Your goal:
For each line below with the word "https", write out a copy.

Records:
========================================
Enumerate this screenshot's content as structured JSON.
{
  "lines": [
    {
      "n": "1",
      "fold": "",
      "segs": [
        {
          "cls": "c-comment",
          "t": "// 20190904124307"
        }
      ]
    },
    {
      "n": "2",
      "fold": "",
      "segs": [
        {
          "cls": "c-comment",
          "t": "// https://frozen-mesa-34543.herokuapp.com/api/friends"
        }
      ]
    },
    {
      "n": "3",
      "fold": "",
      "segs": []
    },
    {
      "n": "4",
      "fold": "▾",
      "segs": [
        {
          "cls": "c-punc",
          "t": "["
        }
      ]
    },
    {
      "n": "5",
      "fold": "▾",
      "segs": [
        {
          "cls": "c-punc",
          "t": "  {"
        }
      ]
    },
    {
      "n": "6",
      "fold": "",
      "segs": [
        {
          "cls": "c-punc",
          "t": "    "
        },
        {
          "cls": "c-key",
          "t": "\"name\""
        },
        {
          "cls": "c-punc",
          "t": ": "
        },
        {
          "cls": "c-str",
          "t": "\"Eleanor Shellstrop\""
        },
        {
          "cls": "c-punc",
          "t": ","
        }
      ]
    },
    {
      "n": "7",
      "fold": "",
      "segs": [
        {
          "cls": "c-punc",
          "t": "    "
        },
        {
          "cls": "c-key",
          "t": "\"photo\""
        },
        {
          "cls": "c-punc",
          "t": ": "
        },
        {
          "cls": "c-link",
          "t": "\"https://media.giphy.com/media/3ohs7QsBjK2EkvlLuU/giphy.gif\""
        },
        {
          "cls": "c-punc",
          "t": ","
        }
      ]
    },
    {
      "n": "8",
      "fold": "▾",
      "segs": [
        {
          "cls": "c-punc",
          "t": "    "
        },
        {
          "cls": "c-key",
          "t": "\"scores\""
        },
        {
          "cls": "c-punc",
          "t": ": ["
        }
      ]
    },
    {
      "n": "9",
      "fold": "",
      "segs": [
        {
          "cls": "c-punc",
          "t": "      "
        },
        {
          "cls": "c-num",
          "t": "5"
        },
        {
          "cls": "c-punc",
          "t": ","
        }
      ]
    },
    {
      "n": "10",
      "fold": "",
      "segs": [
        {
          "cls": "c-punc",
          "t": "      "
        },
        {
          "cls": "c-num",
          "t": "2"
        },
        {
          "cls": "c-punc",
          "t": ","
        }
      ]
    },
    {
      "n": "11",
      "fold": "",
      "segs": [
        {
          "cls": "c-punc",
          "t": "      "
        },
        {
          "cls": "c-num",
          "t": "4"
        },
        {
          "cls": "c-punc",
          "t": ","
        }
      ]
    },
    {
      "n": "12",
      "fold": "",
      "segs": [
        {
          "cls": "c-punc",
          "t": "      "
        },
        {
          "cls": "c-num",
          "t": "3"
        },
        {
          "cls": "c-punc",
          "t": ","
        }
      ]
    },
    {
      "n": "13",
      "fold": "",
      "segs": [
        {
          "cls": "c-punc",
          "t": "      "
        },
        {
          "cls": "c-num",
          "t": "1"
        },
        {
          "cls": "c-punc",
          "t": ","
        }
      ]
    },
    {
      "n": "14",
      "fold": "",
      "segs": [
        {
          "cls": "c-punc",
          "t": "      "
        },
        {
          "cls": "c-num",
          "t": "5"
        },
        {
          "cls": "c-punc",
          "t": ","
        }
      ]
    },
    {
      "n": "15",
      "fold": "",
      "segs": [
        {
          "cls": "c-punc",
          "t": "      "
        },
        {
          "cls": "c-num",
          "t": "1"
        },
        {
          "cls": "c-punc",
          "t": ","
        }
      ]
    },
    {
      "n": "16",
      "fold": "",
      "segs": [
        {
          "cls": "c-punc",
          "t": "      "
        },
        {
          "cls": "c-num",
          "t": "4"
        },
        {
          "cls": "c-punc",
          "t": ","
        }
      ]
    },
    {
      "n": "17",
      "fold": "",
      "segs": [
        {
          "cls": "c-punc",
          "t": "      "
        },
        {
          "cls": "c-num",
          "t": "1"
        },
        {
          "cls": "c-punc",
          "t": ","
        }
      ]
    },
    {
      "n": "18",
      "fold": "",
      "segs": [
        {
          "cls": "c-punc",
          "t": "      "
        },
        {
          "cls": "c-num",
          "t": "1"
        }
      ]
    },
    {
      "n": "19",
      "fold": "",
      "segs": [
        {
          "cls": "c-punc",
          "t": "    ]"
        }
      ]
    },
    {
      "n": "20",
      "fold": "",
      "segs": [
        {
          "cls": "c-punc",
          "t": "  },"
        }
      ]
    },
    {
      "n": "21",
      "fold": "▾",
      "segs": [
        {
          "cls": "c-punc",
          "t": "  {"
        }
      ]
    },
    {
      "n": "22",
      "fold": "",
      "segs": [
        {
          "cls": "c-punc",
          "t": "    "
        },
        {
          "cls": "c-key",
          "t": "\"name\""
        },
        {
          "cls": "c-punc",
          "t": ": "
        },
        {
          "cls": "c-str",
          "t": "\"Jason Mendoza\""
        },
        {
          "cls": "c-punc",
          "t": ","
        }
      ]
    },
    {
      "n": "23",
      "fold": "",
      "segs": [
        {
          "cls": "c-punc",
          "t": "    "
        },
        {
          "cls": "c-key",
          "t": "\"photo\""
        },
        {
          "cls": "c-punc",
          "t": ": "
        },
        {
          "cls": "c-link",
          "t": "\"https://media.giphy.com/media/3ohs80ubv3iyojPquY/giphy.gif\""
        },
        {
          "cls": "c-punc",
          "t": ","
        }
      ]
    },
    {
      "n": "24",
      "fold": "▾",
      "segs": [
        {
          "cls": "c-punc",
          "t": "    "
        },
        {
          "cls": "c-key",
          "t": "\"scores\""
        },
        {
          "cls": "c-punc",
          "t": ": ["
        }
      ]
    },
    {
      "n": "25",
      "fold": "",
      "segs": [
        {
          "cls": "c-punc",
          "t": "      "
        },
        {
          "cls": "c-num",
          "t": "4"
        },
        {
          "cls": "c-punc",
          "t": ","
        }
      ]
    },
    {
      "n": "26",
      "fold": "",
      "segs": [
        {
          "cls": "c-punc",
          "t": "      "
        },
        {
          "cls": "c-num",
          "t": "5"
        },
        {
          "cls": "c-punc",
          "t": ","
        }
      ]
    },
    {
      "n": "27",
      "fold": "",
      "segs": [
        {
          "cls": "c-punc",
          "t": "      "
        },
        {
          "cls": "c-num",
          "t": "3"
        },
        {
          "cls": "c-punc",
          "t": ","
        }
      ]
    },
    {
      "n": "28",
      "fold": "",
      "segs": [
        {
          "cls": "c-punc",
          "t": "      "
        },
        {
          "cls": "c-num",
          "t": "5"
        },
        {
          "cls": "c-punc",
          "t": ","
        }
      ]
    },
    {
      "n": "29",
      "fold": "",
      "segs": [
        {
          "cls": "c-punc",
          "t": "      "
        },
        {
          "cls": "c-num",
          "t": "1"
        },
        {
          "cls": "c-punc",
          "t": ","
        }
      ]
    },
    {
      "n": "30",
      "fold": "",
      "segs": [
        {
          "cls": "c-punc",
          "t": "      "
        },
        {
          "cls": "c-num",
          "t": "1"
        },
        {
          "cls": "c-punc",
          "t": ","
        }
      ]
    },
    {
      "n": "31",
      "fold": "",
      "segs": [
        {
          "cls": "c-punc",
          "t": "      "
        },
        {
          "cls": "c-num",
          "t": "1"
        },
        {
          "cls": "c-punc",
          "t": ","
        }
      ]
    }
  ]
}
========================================
Answer section:
          "t": "// https://frozen-mesa-34543.herokuapp.com/api/friends"
          "t": "\"https://media.giphy.com/media/3ohs7QsBjK2EkvlLuU/giphy.gif\""
          "t": "\"https://media.giphy.com/media/3ohs80ubv3iyojPquY/giphy.gif\""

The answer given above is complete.